It is possible to find out using mathematical methods whether a given integer is a prime number or not.
For 449, the answer is: yes, 449 is a prime number because it has only two distinct divisors: 1 and itself (449).
As a consequence, 449 is only a multiple of 1 and 449..
Since 449 is a prime number, 449 is also a deficient number, that is to say 449 is a natural integer that is strictly larger than the sum of its proper divisors, i.e., the divisors of 449 without 449 itself (that is 1, by definition!).
Parity of 449
449 is an odd number, because it is not evenly divisible by 2.
Is 449 a perfect square number?
A number is a perfect square (or a square number) if its square root is an integer; that is to say, it is the product of an integer with itself. Here, the square root of 449 is about 21.190.
Thus, the square root of 449 is not an integer, and therefore 449 is not a square number.
Anyway, 449 is a prime number, and a prime number cannot be a perfect square.
What is the square number of 449?

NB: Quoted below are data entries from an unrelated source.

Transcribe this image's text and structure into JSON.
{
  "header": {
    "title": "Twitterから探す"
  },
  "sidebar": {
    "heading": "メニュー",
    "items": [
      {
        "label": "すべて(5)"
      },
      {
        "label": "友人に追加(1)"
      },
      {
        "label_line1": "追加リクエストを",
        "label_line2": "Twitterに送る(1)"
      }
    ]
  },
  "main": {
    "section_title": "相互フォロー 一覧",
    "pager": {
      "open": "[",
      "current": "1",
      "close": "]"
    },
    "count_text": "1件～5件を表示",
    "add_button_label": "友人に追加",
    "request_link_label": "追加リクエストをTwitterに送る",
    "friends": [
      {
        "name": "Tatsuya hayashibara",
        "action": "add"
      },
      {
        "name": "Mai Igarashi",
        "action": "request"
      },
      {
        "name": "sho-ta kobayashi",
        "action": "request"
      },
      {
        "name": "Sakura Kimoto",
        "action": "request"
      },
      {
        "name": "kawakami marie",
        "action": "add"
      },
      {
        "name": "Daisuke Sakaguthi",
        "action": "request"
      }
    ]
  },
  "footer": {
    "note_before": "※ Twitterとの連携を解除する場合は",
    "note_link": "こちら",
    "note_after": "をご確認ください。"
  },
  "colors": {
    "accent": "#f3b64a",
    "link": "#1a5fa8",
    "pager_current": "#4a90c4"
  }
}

The square of a number (here 449) is the result of the product of this number (449) by itself (i.e., 449 × 449); the square of 449 is sometimes called "raising 449 to the power 2", or "449 squared".
As a consequence, 449 is the square root of 201 601.
Number of digits of 449
449 is a number with 3 digits.
What are the multiples of 449?
The multiples of 449 are all integers evenly divisible by 449, that is all numbers such that the remainder of the division by 449 is zero. There are infinitely many multiples of 449. The smallest multiples of 449 are:
- 0: indeed, 0 is divisible by any natural number, and it is thus a multiple of 449 too, since 0 × 449 = 0
- 449: indeed, 449 is a multiple of itself, since 449 is evenly divisible by 449 (we have 449 / 449 = 1, so the remainder of this division is indeed zero)
- 898: indeed, 898 = 449 × 2
- 1 347: indeed, 1 347 = 449 × 3
- 1 796: indeed, 1 796 = 449 × 4
- 2 245: indeed, 2 245 = 449 × 5
How to determine whether an integer is a prime number?
To determine the primality of a number, several algorithms can be used. The most naive technique is to test all divisors strictly smaller to the number of which we want to determine the primality (here 449). First, we can eliminate all even numbers greater than 2 (and hence 4, 6, 8…). Then, we can stop this check when we reach the square root of the number of which we want to determine the primality (here the square root is about 21.190). Historically, the sieve of Eratosthenes (dating from the Greek mathematics) implements this technique in a relatively efficient manner.
More modern techniques include the sieve of Atkin, probabilistic algorithms, and the cyclotomic AKS test.